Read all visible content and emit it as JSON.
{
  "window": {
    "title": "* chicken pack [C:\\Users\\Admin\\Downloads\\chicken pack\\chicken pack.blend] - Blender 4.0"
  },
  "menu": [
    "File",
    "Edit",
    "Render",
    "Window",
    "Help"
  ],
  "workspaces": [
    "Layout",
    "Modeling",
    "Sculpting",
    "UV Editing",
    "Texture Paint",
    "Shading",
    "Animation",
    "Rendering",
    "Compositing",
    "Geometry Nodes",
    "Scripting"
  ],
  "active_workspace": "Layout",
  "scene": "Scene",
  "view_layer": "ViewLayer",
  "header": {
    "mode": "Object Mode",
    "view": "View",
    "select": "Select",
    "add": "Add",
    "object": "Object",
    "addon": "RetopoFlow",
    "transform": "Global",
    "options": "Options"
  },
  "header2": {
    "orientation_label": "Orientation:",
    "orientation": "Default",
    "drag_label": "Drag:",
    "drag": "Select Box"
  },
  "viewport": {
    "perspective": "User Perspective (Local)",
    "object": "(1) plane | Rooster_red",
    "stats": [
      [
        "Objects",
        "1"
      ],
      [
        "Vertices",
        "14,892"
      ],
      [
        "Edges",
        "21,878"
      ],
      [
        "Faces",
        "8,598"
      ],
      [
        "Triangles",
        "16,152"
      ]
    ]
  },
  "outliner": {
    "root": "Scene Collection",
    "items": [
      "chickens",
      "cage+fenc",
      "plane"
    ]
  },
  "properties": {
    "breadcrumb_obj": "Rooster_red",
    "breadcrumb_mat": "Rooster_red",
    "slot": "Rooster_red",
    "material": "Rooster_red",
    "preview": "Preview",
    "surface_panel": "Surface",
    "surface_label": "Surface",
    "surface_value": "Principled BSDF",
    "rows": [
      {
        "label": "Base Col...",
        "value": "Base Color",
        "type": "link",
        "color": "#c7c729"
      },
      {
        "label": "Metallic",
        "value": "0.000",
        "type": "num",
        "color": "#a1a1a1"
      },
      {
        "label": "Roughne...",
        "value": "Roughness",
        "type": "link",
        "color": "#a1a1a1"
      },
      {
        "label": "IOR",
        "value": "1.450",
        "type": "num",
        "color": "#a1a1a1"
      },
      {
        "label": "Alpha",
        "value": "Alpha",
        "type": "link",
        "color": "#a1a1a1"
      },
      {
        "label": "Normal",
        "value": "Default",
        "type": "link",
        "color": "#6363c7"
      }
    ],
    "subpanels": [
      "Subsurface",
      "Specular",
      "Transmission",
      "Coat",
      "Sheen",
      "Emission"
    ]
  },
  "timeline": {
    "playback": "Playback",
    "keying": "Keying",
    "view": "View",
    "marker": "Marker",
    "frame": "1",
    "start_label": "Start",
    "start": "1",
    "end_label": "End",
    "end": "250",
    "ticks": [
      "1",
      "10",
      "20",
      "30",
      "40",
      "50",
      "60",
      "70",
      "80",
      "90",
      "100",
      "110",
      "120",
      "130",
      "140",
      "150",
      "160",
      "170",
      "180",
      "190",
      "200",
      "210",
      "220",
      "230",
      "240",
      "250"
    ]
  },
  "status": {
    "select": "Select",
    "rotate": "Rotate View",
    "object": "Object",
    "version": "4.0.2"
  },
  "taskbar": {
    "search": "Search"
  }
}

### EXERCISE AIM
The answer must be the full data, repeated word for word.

### ANSWER BOX
Read all visible content and emit it as JSON.
{
  "window": {
    "title": "* chicken pack [C:\\Users\\Admin\\Downloads\\chicken pack\\chicken pack.blend] - Blender 4.0"
  },
  "menu": [
    "File",
    "Edit",
    "Render",
    "Window",
    "Help"
  ],
  "workspaces": [
    "Layout",
    "Modeling",
    "Sculpting",
    "UV Editing",
    "Texture Paint",
    "Shading",
    "Animation",
    "Rendering",
    "Compositing",
    "Geometry Nodes",
    "Scripting"
  ],
  "active_workspace": "Layout",
  "scene": "Scene",
  "view_layer": "ViewLayer",
  "header": {
    "mode": "Object Mode",
    "view": "View",
    "select": "Select",
    "add": "Add",
    "object": "Object",
    "addon": "RetopoFlow",
    "transform": "Global",
    "options": "Options"
  },
  "header2": {
    "orientation_label": "Orientation:",
    "orientation": "Default",
    "drag_label": "Drag:",
    "drag": "Select Box"
  },
  "viewport": {
    "perspective": "User Perspective (Local)",
    "object": "(1) plane | Rooster_red",
    "stats": [
      [
        "Objects",
        "1"
      ],
      [
        "Vertices",
        "14,892"
      ],
      [
        "Edges",
        "21,878"
      ],
      [
        "Faces",
        "8,598"
      ],
      [
        "Triangles",
        "16,152"
      ]
    ]
  },
  "outliner": {
    "root": "Scene Collection",
    "items": [
      "chickens",
      "cage+fenc",
      "plane"
    ]
  },
  "properties": {
    "breadcrumb_obj": "Rooster_red",
    "breadcrumb_mat": "Rooster_red",
    "slot": "Rooster_red",
    "material": "Rooster_red",
    "preview": "Preview",
    "surface_panel": "Surface",
    "surface_label": "Surface",
    "surface_value": "Principled BSDF",
    "rows": [
      {
        "label": "Base Col...",
        "value": "Base Color",
        "type": "link",
        "color": "#c7c729"
      },
      {
        "label": "Metallic",
        "value": "0.000",
        "type": "num",
        "color": "#a1a1a1"
      },
      {
        "label": "Roughne...",
        "value": "Roughness",
        "type": "link",
        "color": "#a1a1a1"
      },
      {
        "label": "IOR",
        "value": "1.450",
        "type": "num",
        "color": "#a1a1a1"
      },
      {
        "label": "Alpha",
        "value": "Alpha",
        "type": "link",
        "color": "#a1a1a1"
      },
      {
        "label": "Normal",
        "value": "Default",
        "type": "link",
        "color": "#6363c7"
      }
    ],
    "subpanels": [
      "Subsurface",
      "Specular",
      "Transmission",
      "Coat",
      "Sheen",
      "Emission"
    ]
  },
  "timeline": {
    "playback": "Playback",
    "keying": "Keying",
    "view": "View",
    "marker": "Marker",
    "frame": "1",
    "start_label": "Start",
    "start": "1",
    "end_label": "End",
    "end": "250",
    "ticks": [
      "1",
      "10",
      "20",
      "30",
      "40",
      "50",
      "60",
      "70",
      "80",
      "90",
      "100",
      "110",
      "120",
      "130",
      "140",
      "150",
      "160",
      "170",
      "180",
      "190",
      "200",
      "210",
      "220",
      "230",
      "240",
      "250"
    ]
  },
  "status": {
    "select": "Select",
    "rotate": "Rotate View",
    "object": "Object",
    "version": "4.0.2"
  },
  "taskbar": {
    "search": "Search"
  }
}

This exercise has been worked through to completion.